In late 2015 a homeowner in Orange County, Florida came to our law firm seeking assistance avoiding foreclosure. To protect his privacy, I'll call him Mr. Hannah.
Mr. Hannah's home is in a great location in central Florida just a few miles from Walt Disney World. But being near the “most magical place on earth” didn't help him when, in 2010, he encountered a hardship and couldn't afford to make his mortgage payments to Wells Fargo. In 2011 he was served foreclosure papers.
By the time we were retained to represent him, Mr. Hannah's home was scheduled to be sold in a foreclosure auction.
Our client told us that he wanted to pursue both a loan modification and a short sale at the same time. He figured that way if one didn't work out he would have the other option to fall back on. We've heard this from other clients in the past, but it doesn't work like that.
We told Mr. Hannah that it wasn't possible to pursue both a short sale and a loan modification at the same time. You have to pick one. If your application isn't approved or you don't like the deal you're offered, you can reject it and pursue the other deal. But you can't do both at the same time.

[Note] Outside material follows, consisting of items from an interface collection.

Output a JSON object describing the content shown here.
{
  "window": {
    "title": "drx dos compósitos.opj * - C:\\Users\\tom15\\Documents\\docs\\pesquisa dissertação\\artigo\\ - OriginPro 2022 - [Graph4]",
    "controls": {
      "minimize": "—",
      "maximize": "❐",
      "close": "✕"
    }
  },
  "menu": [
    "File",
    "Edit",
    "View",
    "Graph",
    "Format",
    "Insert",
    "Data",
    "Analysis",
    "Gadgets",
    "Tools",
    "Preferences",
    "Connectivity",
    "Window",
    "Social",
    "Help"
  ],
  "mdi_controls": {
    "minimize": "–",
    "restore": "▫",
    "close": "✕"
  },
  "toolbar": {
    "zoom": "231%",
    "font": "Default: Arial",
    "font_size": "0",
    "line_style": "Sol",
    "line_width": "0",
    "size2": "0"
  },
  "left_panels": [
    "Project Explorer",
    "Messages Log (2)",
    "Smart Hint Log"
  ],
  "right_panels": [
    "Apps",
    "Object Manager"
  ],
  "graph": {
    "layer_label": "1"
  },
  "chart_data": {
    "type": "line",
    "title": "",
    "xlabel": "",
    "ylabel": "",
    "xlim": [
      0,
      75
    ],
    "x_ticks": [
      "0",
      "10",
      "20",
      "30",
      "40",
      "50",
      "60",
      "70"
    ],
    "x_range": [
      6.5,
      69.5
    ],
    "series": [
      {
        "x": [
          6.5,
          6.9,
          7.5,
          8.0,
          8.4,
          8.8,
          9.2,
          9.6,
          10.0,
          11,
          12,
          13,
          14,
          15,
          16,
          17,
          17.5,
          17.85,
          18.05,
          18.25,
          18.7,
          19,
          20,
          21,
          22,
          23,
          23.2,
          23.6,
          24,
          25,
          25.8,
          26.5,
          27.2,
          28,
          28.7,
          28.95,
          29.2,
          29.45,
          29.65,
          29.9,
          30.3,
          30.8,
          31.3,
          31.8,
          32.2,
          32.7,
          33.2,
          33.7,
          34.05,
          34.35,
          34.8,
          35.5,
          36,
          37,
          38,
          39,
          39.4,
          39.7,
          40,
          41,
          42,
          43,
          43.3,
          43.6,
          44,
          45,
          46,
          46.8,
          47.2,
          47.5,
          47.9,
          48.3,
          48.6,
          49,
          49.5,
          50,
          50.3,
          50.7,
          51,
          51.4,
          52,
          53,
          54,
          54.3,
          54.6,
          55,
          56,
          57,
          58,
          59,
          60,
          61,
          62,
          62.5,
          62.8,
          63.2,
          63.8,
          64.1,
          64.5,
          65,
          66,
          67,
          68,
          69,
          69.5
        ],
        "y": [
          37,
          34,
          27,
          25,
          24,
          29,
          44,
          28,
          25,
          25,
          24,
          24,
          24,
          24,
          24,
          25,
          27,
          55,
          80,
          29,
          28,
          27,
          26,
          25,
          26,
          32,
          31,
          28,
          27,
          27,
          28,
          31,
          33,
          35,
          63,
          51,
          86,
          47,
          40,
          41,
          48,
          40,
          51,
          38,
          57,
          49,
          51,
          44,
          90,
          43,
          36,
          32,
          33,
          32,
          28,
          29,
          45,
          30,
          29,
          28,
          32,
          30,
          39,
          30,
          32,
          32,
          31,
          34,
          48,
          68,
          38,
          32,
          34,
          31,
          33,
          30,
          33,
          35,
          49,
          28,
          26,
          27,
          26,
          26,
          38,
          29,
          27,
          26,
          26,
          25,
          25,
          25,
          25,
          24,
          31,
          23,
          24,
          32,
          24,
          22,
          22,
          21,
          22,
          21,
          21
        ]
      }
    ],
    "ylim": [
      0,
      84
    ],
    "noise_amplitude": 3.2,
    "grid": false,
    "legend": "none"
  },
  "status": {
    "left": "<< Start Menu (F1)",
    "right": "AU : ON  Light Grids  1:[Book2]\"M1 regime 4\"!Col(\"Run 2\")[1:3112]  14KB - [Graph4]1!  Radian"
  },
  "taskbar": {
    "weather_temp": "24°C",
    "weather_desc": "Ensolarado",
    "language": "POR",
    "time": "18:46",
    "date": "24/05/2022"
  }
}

Mr. Hannah decided that he would be better off letting go of his home, an upside-down investment, but he didn't want to go through foreclosure, so he chose to pursue a short sale.
Short Sale Is Sometimes the Best Option
A short sale is when a house is sold for less than the remaining balance on the loan. It affords a homeowner more control than foreclosure. In a short sale, the homeowner is involved in listing the property with a real estate agent and gets to meet the new owners. It's the same as selling any house, except that homeowner's lender has to give their final approval. A short sale can be less damaging to a homeowner's credit score than foreclosure.
To even have a chance at getting our client approved for a short sale we first had to get his foreclosure sale date canceled. In March of 2016, a judge denied our motion to cancel the foreclosure sale date, saying the case was too old and that more proof was needed to show that the short sale was being reviewed, or had been approved.
Another way to cancel that sale date was necessary.
Suggestion of Bankruptcy to Stop Foreclosure Sale
The way the foreclosure auction was postponed, was through a tactic called a suggestion of bankruptcy. A homeowner can suggest to the court that they will be filing bankruptcy, which causes an automatic stay on foreclosure proceedings, including a foreclosure sale.
Mr. Hannah gave consideration to filing bankruptcy, and filed a suggestion of bankruptcy.
It worked, and the sale date was cancled, and the foreclosure proceedings were stayed.
The suggestion of bankruptcy caused Mr. Hannah's file to be moved to a different department in the bank's attorney's office and fall off their radar. That gave our client the opportunity to work on getting a buyer for a short sale. It looked like he was close to having a done deal, but it didn't go through. Sometimes when a buyer is found and a price agreed upon, their financing doesn't work out. So our client remained in his home.
Foreclosure Sale Rescheduled
Later in 2016 the bank realized Mr. Hannah did not complete his bankrupcty filing, only suggested it, and that the house had never been sold in a foreclosure auction or a short sale. So the bank filed a motion to reset the foreclosure sale date. Their motion was granted and the sale date was reset for 60 days from the time this motion was granted.
Then Mr. Hannah provided proof that another short sale was scheduled to close, so the bank filed a motion to cancel the foreclosure sale the day before it was to take place. The judge granted the motion and adjourned the sale date for 30 days. Yet again, the short sale fell through and our client needed a way to avoid an approaching foreclosure sale.
After all this our client still wasn't ready to give up and let a foreclosure sale happen, so he continued to try to locate a new buyer and complete a short sale.
Emergency Motion To Cancel Sale
Meanwhile, we filed an emergency motion to cancel sale. We went to court with the newest short sale contract and listing agreement and told the judge we needed more time. We asked for 90 days and... got it, which is incredible because our client hadn't paid his mortgage for more than six years! The new sale date is scheduled for June 2017 and Mr. Hannah is trying to wrap up the short sale transaction as of this writing.
There are a million different ways your situation could play out after you stop paying your mortgage. Without experienced counsel on your side, it could end in a way that's most convenient and profitable for your bank, and most inconvenient and unprofitable for you.
Or, it could work out like Mr. Hannah, who, though losing his home, has had the benefit of living in his home without making a mortgage payment for more than six years. The money he's been able to save puts him in the best position for his life after the short sale. The legal process isn't always pretty. Some things come down to the wire, but with qualified professionals on your side you put the odds of getting what you want in your favor.